▶ Task to complete
Give the data below again exactly, and drop each picture from it.

(Source material Opens)

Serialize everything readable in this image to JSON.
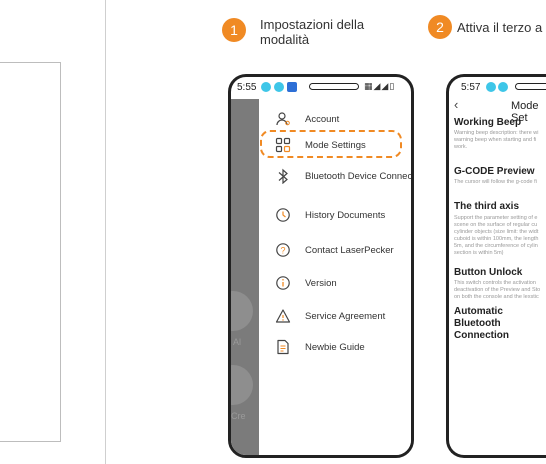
{
  "steps": [
    {
      "number": "1",
      "text_line1": "Impostazioni della",
      "text_line2": "modalità"
    },
    {
      "number": "2",
      "text": "Attiva il terzo a"
    }
  ],
  "phone1": {
    "status_time": "5:55",
    "menu": [
      {
        "label": "Account",
        "icon": "user-icon"
      },
      {
        "label": "Mode Settings",
        "icon": "grid-icon",
        "highlighted": true
      },
      {
        "label": "Bluetooth Device Connection",
        "icon": "bluetooth-icon"
      },
      {
        "label": "History Documents",
        "icon": "clock-icon"
      },
      {
        "label": "Contact LaserPecker",
        "icon": "question-icon"
      },
      {
        "label": "Version",
        "icon": "info-icon"
      },
      {
        "label": "Service Agreement",
        "icon": "warning-icon"
      },
      {
        "label": "Newbie Guide",
        "icon": "document-icon"
      }
    ],
    "background_labels": [
      "Al",
      "Cre"
    ]
  },
  "phone2": {
    "status_time": "5:57",
    "title": "Mode Set",
    "sections": [
      {
        "heading": "Working Beep",
        "desc": [
          "Warning beep description: there wi",
          "warning beep when starting and fi",
          "work."
        ]
      },
      {
        "heading": "G-CODE Preview",
        "desc": [
          "The cursor will follow the g-code fi"
        ]
      },
      {
        "heading": "The third axis",
        "desc": [
          "Support the parameter setting of e",
          "scene on the surface of regular cu",
          "cylinder objects (size limit: the widt",
          "cuboid is within 100mm, the length",
          "5m, and the circumference of cylin",
          "section is within 5m)"
        ]
      },
      {
        "heading": "Button Unlock",
        "desc": [
          "This switch controls the activation",
          "deactivation of the Preview and Sto",
          "on both the console and the lexstic"
        ]
      },
      {
        "heading": "Automatic Bluetooth\nConnection",
        "desc": []
      }
    ]
  },
  "colors": {
    "accent": "#f08a24",
    "status_teal": "#3ec6e8",
    "status_blue": "#2d6fd6",
    "dim": "#7b7b7b"
  }
}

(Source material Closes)

▶ Task solution
Serialize everything readable in this image to JSON.
{
  "steps": [
    {
      "number": "1",
      "text_line1": "Impostazioni della",
      "text_line2": "modalità"
    },
    {
      "number": "2",
      "text": "Attiva il terzo a"
    }
  ],
  "phone1": {
    "status_time": "5:55",
    "menu": [
      {
        "label": "Account",
        "icon": "user-icon"
      },
      {
        "label": "Mode Settings",
        "icon": "grid-icon",
        "highlighted": true
      },
      {
        "label": "Bluetooth Device Connection",
        "icon": "bluetooth-icon"
      },
      {
        "label": "History Documents",
        "icon": "clock-icon"
      },
      {
        "label": "Contact LaserPecker",
        "icon": "question-icon"
      },
      {
        "label": "Version",
        "icon": "info-icon"
      },
      {
        "label": "Service Agreement",
        "icon": "warning-icon"
      },
      {
        "label": "Newbie Guide",
        "icon": "document-icon"
      }
    ],
    "background_labels": [
      "Al",
      "Cre"
    ]
  },
  "phone2": {
    "status_time": "5:57",
    "title": "Mode Set",
    "sections": [
      {
        "heading": "Working Beep",
        "desc": [
          "Warning beep description: there wi",
          "warning beep when starting and fi",
          "work."
        ]
      },
      {
        "heading": "G-CODE Preview",
        "desc": [
          "The cursor will follow the g-code fi"
        ]
      },
      {
        "heading": "The third axis",
        "desc": [
          "Support the parameter setting of e",
          "scene on the surface of regular cu",
          "cylinder objects (size limit: the widt",
          "cuboid is within 100mm, the length",
          "5m, and the circumference of cylin",
          "section is within 5m)"
        ]
      },
      {
        "heading": "Button Unlock",
        "desc": [
          "This switch controls the activation",
          "deactivation of the Preview and Sto",
          "on both the console and the lexstic"
        ]
      },
      {
        "heading": "Automatic Bluetooth\nConnection",
        "desc": []
      }
    ]
  },
  "colors": {
    "accent": "#f08a24",
    "status_teal": "#3ec6e8",
    "status_blue": "#2d6fd6",
    "dim": "#7b7b7b"
  }
}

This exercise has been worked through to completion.